Hundreds of thousands of women are on the frontlines in the battle against the junta, organizing with the tools they have: smartphones, sarongs, menstrual blood. Some are making shields from tires and barrels, cutting rubber and steel with kitchen knives, using patterns that have been posted online by other women.

The coup threatens to destroy women’s recent gains in a society that has long excluded them from the formal economy and leadership in business and government. That is also why millions of women — bank clerks, civil servants, teachers, grocery workers and laborers who enable society to function — are pivotal in the continuing nationwide strike to protest the dictatorship.

Nine years ago, when Pwint — as an advisor to Myanmar’s Central Bank — drafted the regulations that underpin Myanmar’s mobile financial services industry, the dream was for every village woman, landless farmer and street peddler to be digitally connected to their communities and the internet so they could lift themselves up.

Since then, Myanmar’s smartphone revolution has unfurled swiftly with inexpensive cellphones and data charges. Once the world’s least-connected country, it now has more SIM cards than its 54 million people. Village women use smartphones to make transactions; rural entrepreneurs now market their products, like sun-dried fish, on the web. During the pandemic, out-of-work garment workers pivoted to selling home-sewn masks through e-commerce. The technology also allows women to deposit money in their own digital wallets, preventing abusive husbands from misusing their money.

Now, digital technology is being used to fight the regime. The military violently quashed the people’s bid for democracy in 1988, then again in 2007. This year, the hope and atrocities repeat — with one significant difference: The people have smartphones.
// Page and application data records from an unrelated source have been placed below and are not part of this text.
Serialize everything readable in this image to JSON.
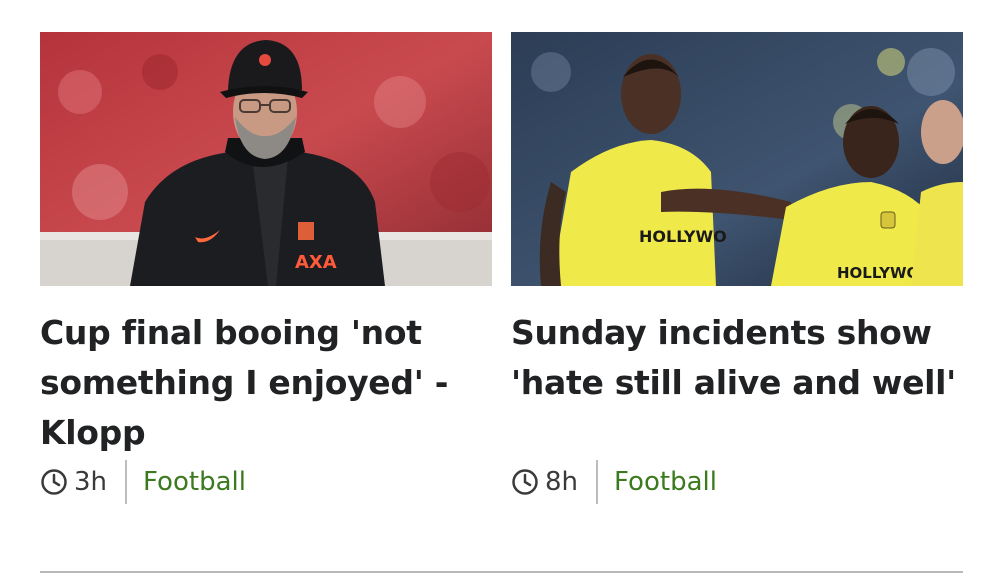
{
  "stories": [
    {
      "headline": "Cup final booing 'not something I enjoyed' - Klopp",
      "time": "3h",
      "topic": "Football",
      "image_alt": "Jurgen Klopp in Liverpool jacket and cap",
      "shirt_text": "AXA"
    },
    {
      "headline": "Sunday incidents show 'hate still alive and well'",
      "time": "8h",
      "topic": "Football",
      "image_alt": "Brentford players in yellow kit",
      "shirt_text_a": "HOLLYWO",
      "shirt_text_b": "HOLLYWOOD"
    }
  ],
  "colors": {
    "topic": "#3c7a1f",
    "text": "#202224",
    "divider": "#b9b9b9"
  },
  "icons": {
    "time": "clock-icon"
  }
}
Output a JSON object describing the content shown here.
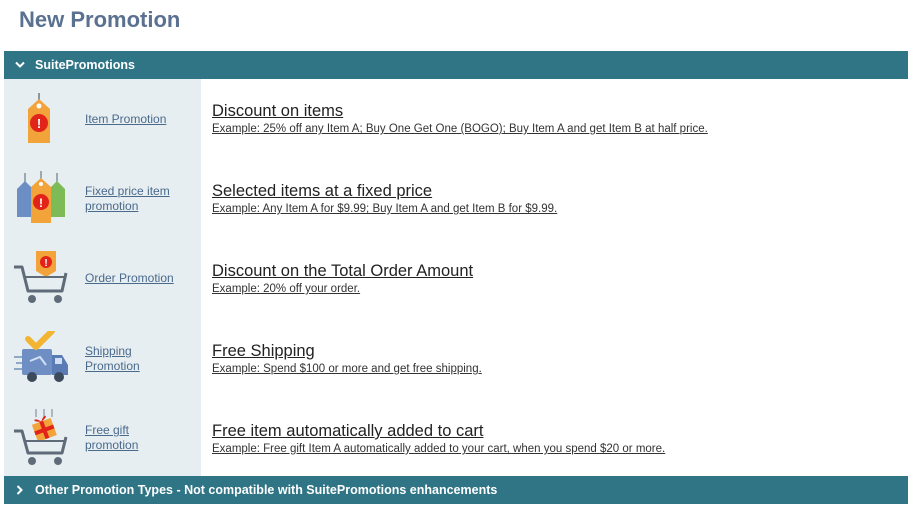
{
  "page": {
    "title": "New Promotion"
  },
  "sections": {
    "suite": {
      "label": "SuitePromotions",
      "expanded": true
    },
    "other": {
      "label": "Other Promotion Types - Not compatible with SuitePromotions enhancements",
      "expanded": false
    }
  },
  "promotions": [
    {
      "icon": "price-tag-icon",
      "type_label": "Item Promotion",
      "title": "Discount on items",
      "example": "Example: 25% off any Item A; Buy One Get One (BOGO); Buy Item A and get Item B at half price."
    },
    {
      "icon": "multiple-price-tags-icon",
      "type_label": "Fixed price item promotion",
      "title": "Selected items at a fixed price",
      "example": "Example: Any Item A for $9.99; Buy Item A and get Item B for $9.99."
    },
    {
      "icon": "cart-with-tag-icon",
      "type_label": "Order Promotion",
      "title": "Discount on the Total Order Amount",
      "example": "Example: 20% off your order."
    },
    {
      "icon": "delivery-truck-check-icon",
      "type_label": "Shipping Promotion",
      "title": "Free Shipping",
      "example": "Example: Spend $100 or more and get free shipping."
    },
    {
      "icon": "cart-with-gift-icon",
      "type_label": "Free gift promotion",
      "title": "Free item automatically added to cart",
      "example": "Example: Free gift Item A automatically added to your cart, when you spend $20 or more."
    }
  ],
  "colors": {
    "header_bar": "#2f7586",
    "left_panel": "#e7eef1",
    "title": "#5b7190",
    "tag_orange": "#f2a33a",
    "badge_red": "#e2231a",
    "cart_gray": "#5f6b78"
  }
}
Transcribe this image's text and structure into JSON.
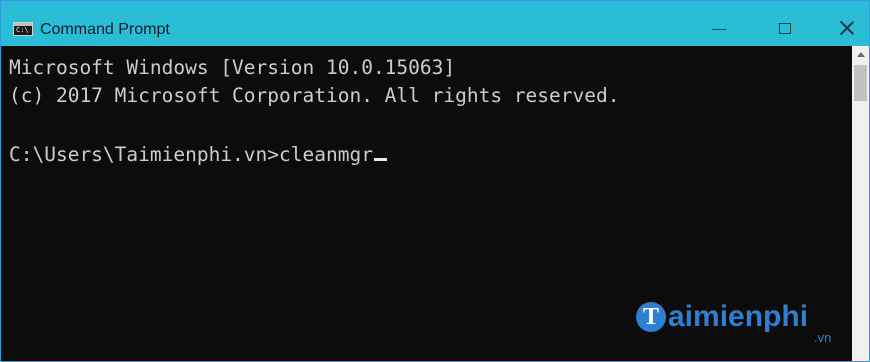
{
  "window": {
    "title": "Command Prompt",
    "icon_label": "C:\\",
    "accent_color": "#2bbcd6"
  },
  "controls": {
    "minimize_icon": "minimize-icon",
    "maximize_icon": "maximize-icon",
    "close_icon": "close-icon"
  },
  "console": {
    "lines": [
      "Microsoft Windows [Version 10.0.15063]",
      "(c) 2017 Microsoft Corporation. All rights reserved.",
      "",
      "C:\\Users\\Taimienphi.vn>cleanmgr"
    ],
    "background_color": "#0c0c0c",
    "text_color": "#cccccc"
  },
  "watermark": {
    "logo_letter": "T",
    "text": "aimienphi",
    "suffix": ".vn"
  }
}
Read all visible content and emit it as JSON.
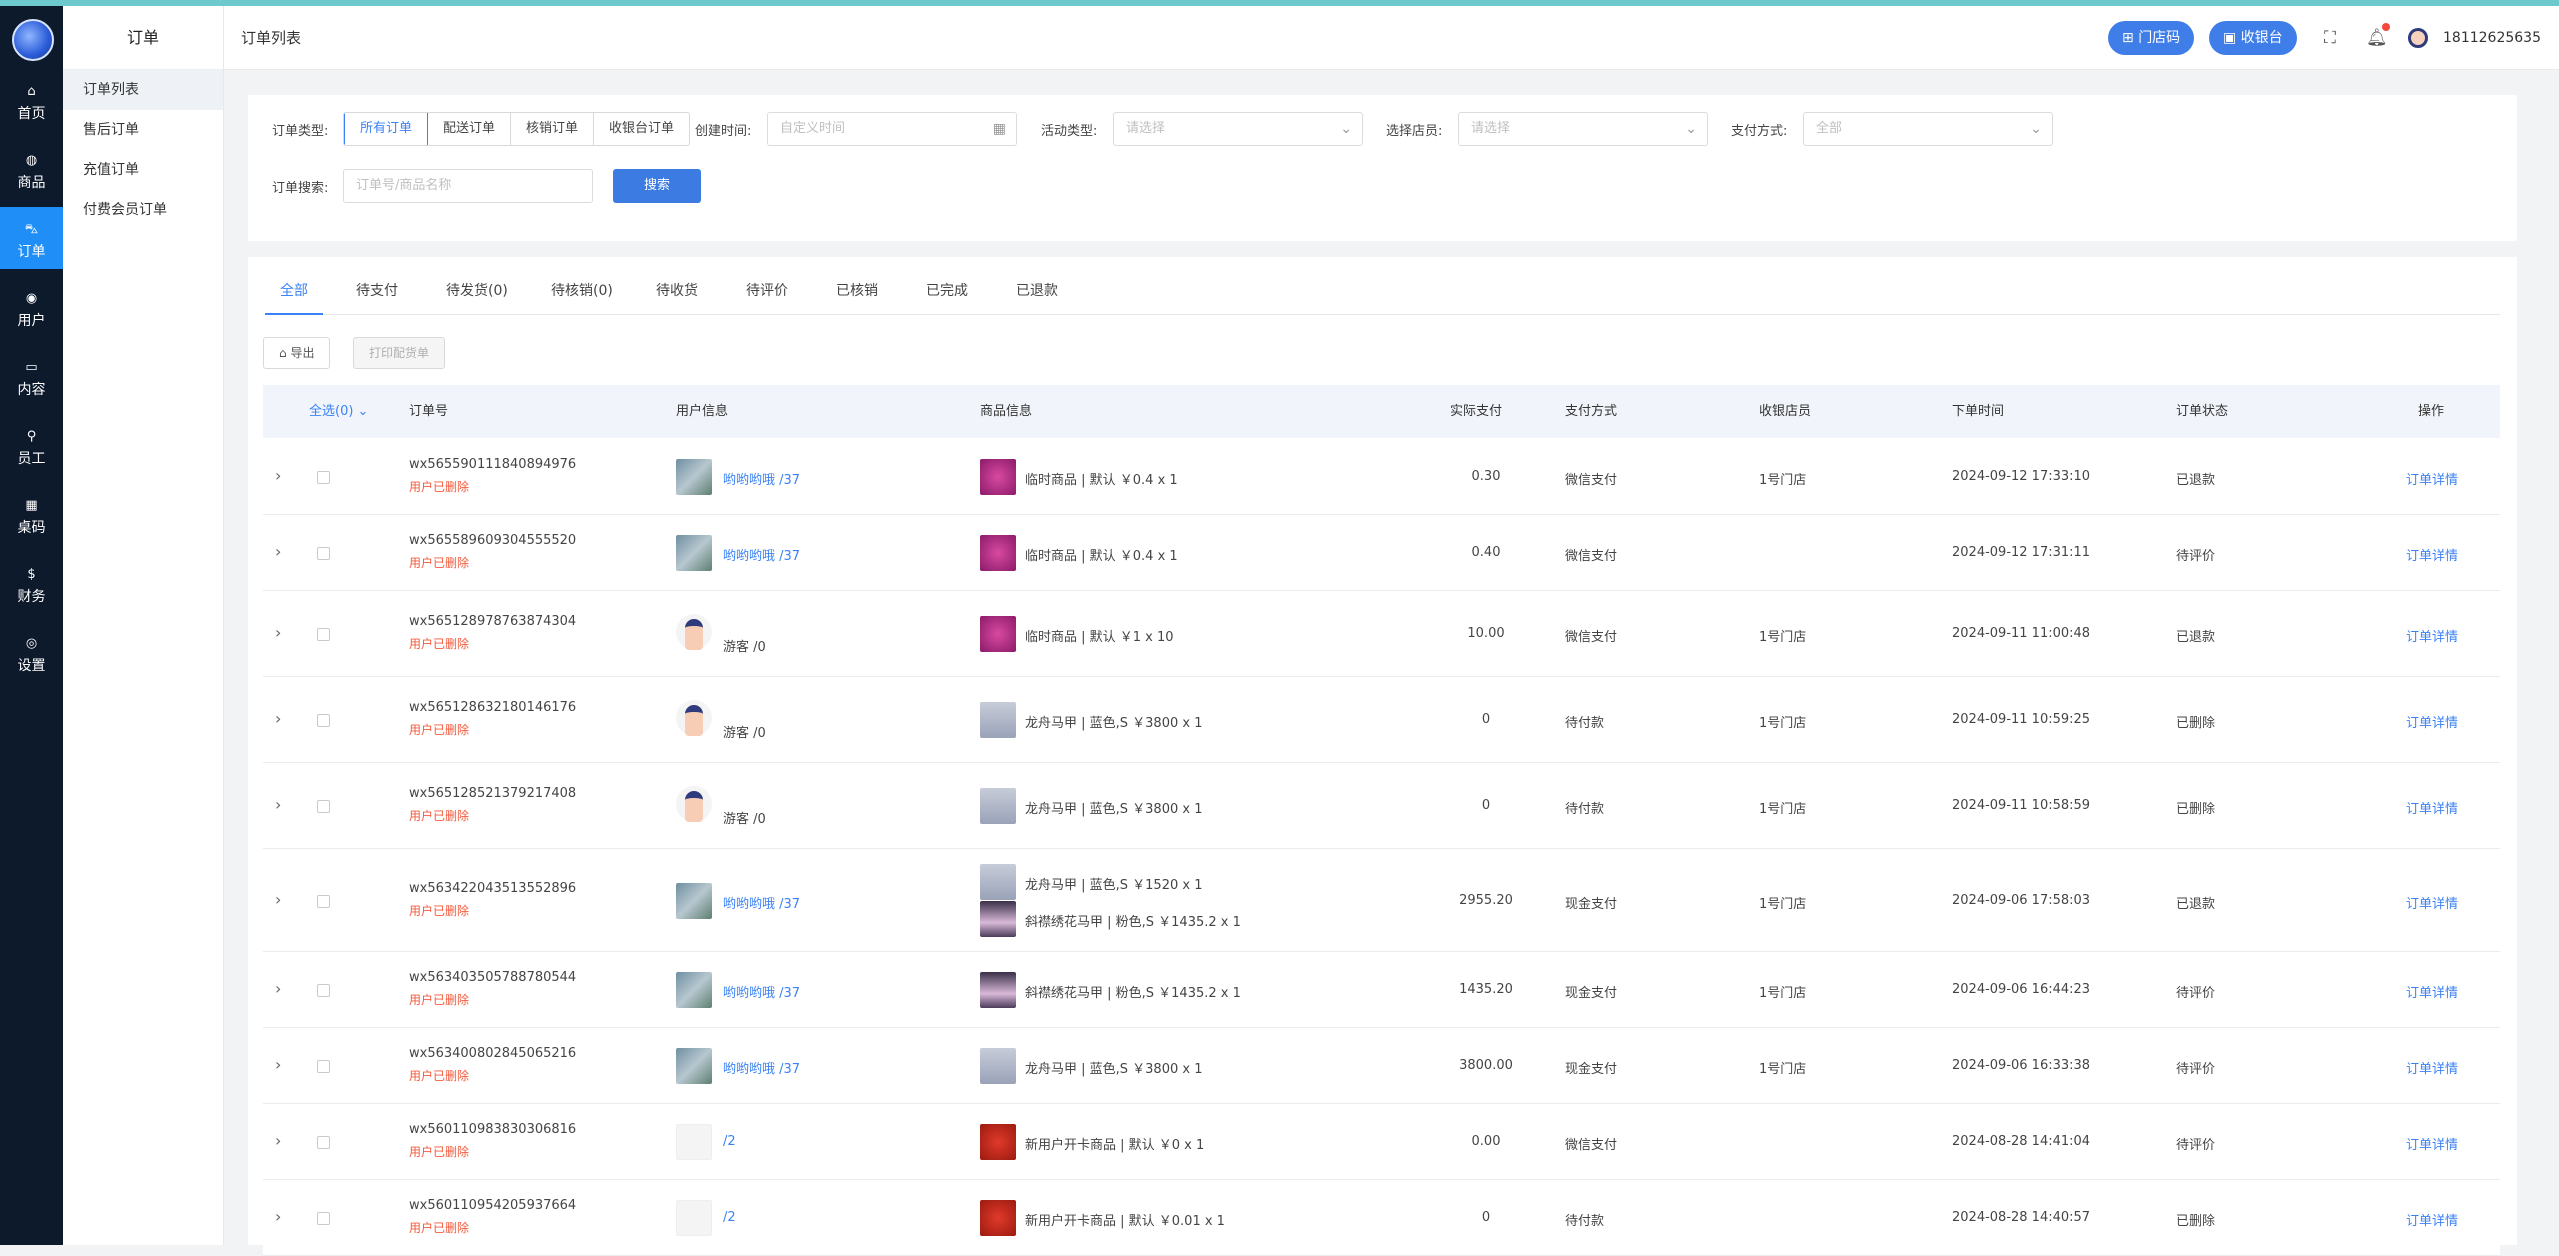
{
  "sidebar": {
    "items": [
      {
        "icon": "home-icon",
        "glyph": "⌂",
        "label": "首页"
      },
      {
        "icon": "shop-icon",
        "glyph": "◍",
        "label": "商品"
      },
      {
        "icon": "cart-icon",
        "glyph": "⛍",
        "label": "订单",
        "active": true
      },
      {
        "icon": "users-icon",
        "glyph": "◉",
        "label": "用户"
      },
      {
        "icon": "content-icon",
        "glyph": "▭",
        "label": "内容"
      },
      {
        "icon": "staff-icon",
        "glyph": "⚲",
        "label": "员工"
      },
      {
        "icon": "table-code-icon",
        "glyph": "▦",
        "label": "桌码"
      },
      {
        "icon": "dollar-icon",
        "glyph": "$",
        "label": "财务"
      },
      {
        "icon": "settings-icon",
        "glyph": "◎",
        "label": "设置"
      }
    ]
  },
  "submenu": {
    "title": "订单",
    "items": [
      "订单列表",
      "售后订单",
      "充值订单",
      "付费会员订单"
    ]
  },
  "header": {
    "title": "订单列表",
    "store_code": "门店码",
    "cashier": "收银台",
    "phone": "18112625635"
  },
  "filters": {
    "order_type_label": "订单类型:",
    "order_types": [
      "所有订单",
      "配送订单",
      "核销订单",
      "收银台订单"
    ],
    "created_label": "创建时间:",
    "created_placeholder": "自定义时间",
    "activity_label": "活动类型:",
    "activity_placeholder": "请选择",
    "clerk_label": "选择店员:",
    "clerk_placeholder": "请选择",
    "pay_label": "支付方式:",
    "pay_placeholder": "全部",
    "search_label": "订单搜索:",
    "search_placeholder": "订单号/商品名称",
    "search_button": "搜索"
  },
  "tabs": [
    "全部",
    "待支付",
    "待发货(0)",
    "待核销(0)",
    "待收货",
    "待评价",
    "已核销",
    "已完成",
    "已退款"
  ],
  "actions": {
    "export": "导出",
    "print": "打印配货单"
  },
  "table": {
    "headers": {
      "select": "全选(0)",
      "order_no": "订单号",
      "user": "用户信息",
      "goods": "商品信息",
      "paid": "实际支付",
      "pay_method": "支付方式",
      "clerk": "收银店员",
      "time": "下单时间",
      "status": "订单状态",
      "op": "操作"
    },
    "deleted_text": "用户已删除",
    "detail_text": "订单详情",
    "rows": [
      {
        "order_no": "wx565590111840894976",
        "avatar": "city",
        "user": "哟哟哟哦",
        "uid": "/37",
        "goods": [
          {
            "thumb": "pink",
            "name": "临时商品 | 默认 ￥0.4 x 1"
          }
        ],
        "paid": "0.30",
        "method": "微信支付",
        "clerk": "1号门店",
        "time": "2024-09-12 17:33:10",
        "status": "已退款"
      },
      {
        "order_no": "wx565589609304555520",
        "avatar": "city",
        "user": "哟哟哟哦",
        "uid": "/37",
        "goods": [
          {
            "thumb": "pink",
            "name": "临时商品 | 默认 ￥0.4 x 1"
          }
        ],
        "paid": "0.40",
        "method": "微信支付",
        "clerk": "",
        "time": "2024-09-12 17:31:11",
        "status": "待评价"
      },
      {
        "order_no": "wx565128978763874304",
        "avatar": "guest",
        "user": "游客",
        "uid": "/0",
        "goods": [
          {
            "thumb": "pink",
            "name": "临时商品 | 默认 ￥1 x 10"
          }
        ],
        "paid": "10.00",
        "method": "微信支付",
        "clerk": "1号门店",
        "time": "2024-09-11 11:00:48",
        "status": "已退款"
      },
      {
        "order_no": "wx565128632180146176",
        "avatar": "guest",
        "user": "游客",
        "uid": "/0",
        "goods": [
          {
            "thumb": "dress",
            "name": "龙舟马甲 | 蓝色,S ￥3800 x 1"
          }
        ],
        "paid": "0",
        "method": "待付款",
        "clerk": "1号门店",
        "time": "2024-09-11 10:59:25",
        "status": "已删除"
      },
      {
        "order_no": "wx565128521379217408",
        "avatar": "guest",
        "user": "游客",
        "uid": "/0",
        "goods": [
          {
            "thumb": "dress",
            "name": "龙舟马甲 | 蓝色,S ￥3800 x 1"
          }
        ],
        "paid": "0",
        "method": "待付款",
        "clerk": "1号门店",
        "time": "2024-09-11 10:58:59",
        "status": "已删除"
      },
      {
        "order_no": "wx563422043513552896",
        "avatar": "city",
        "user": "哟哟哟哦",
        "uid": "/37",
        "goods": [
          {
            "thumb": "dress",
            "name": "龙舟马甲 | 蓝色,S ￥1520 x 1"
          },
          {
            "thumb": "dark",
            "name": "斜襟绣花马甲 | 粉色,S ￥1435.2 x 1"
          }
        ],
        "paid": "2955.20",
        "method": "现金支付",
        "clerk": "1号门店",
        "time": "2024-09-06 17:58:03",
        "status": "已退款"
      },
      {
        "order_no": "wx563403505788780544",
        "avatar": "city",
        "user": "哟哟哟哦",
        "uid": "/37",
        "goods": [
          {
            "thumb": "dark",
            "name": "斜襟绣花马甲 | 粉色,S ￥1435.2 x 1"
          }
        ],
        "paid": "1435.20",
        "method": "现金支付",
        "clerk": "1号门店",
        "time": "2024-09-06 16:44:23",
        "status": "待评价"
      },
      {
        "order_no": "wx563400802845065216",
        "avatar": "city",
        "user": "哟哟哟哦",
        "uid": "/37",
        "goods": [
          {
            "thumb": "dress",
            "name": "龙舟马甲 | 蓝色,S ￥3800 x 1"
          }
        ],
        "paid": "3800.00",
        "method": "现金支付",
        "clerk": "1号门店",
        "time": "2024-09-06 16:33:38",
        "status": "待评价"
      },
      {
        "order_no": "wx560110983830306816",
        "avatar": "blank",
        "user": "",
        "uid": "/2",
        "goods": [
          {
            "thumb": "red",
            "name": "新用户开卡商品 | 默认 ￥0 x 1"
          }
        ],
        "paid": "0.00",
        "method": "微信支付",
        "clerk": "",
        "time": "2024-08-28 14:41:04",
        "status": "待评价"
      },
      {
        "order_no": "wx560110954205937664",
        "avatar": "blank",
        "user": "",
        "uid": "/2",
        "goods": [
          {
            "thumb": "red",
            "name": "新用户开卡商品 | 默认 ￥0.01 x 1"
          }
        ],
        "paid": "0",
        "method": "待付款",
        "clerk": "",
        "time": "2024-08-28 14:40:57",
        "status": "已删除"
      }
    ]
  }
}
Though the Tatmadaw’s channels have spread hatred against ethnic groups, including the Rohingya, connectivity has also helped people surmount geographic, educational and social barriers in a nation where only 100 of 17,000 village leaders are women.


Young and old are now organizing on digital platforms to resist the coup, while digital activists are racing to find workarounds as the military works to block internet access.

Hill tribe grandmas shuffle on dusty roads holding cardboard signs saying, “The dictators must fall before I die,” and their images spread across social media. Supporters around the globe can now watch what is happening in Myanmar, and protesters can receive messages of support in ways unimaginable a decade ago.
For more than 60 years, Myanmar has been subjugated by illegitimate military rulers, whose crimes were hidden from the eyes of the world. The junta is trying to crush a new generation, but this time, the world can witness its aggression against civilians in real time.

Women from all strata in Myanmar are risking their lives to declare that they will not go back to living in fear under malignant despots. What they need is strong and unflinching international support, including from the Biden administration and the United Nations, in demanding a democracy with equal rights, citizenship for all ethnic and religious communities, and an end to military impunity.

Stability and prosperity in Myanmar depend on shifting power from tyrants with guns to women with smartphones.

Pwint Htun, an electrical engineer and telecommunications executive, is a co-founder of Mobilizing Myanmar, a nonprofit initiative working to lift women out of poverty. She grew up in rural Myanmar and was granted political asylum in the U.S. after the 1988 pro-democracy uprising. Paula Bock, also a co-founder of Mobilizing Myanmar, leads its strategy and communications.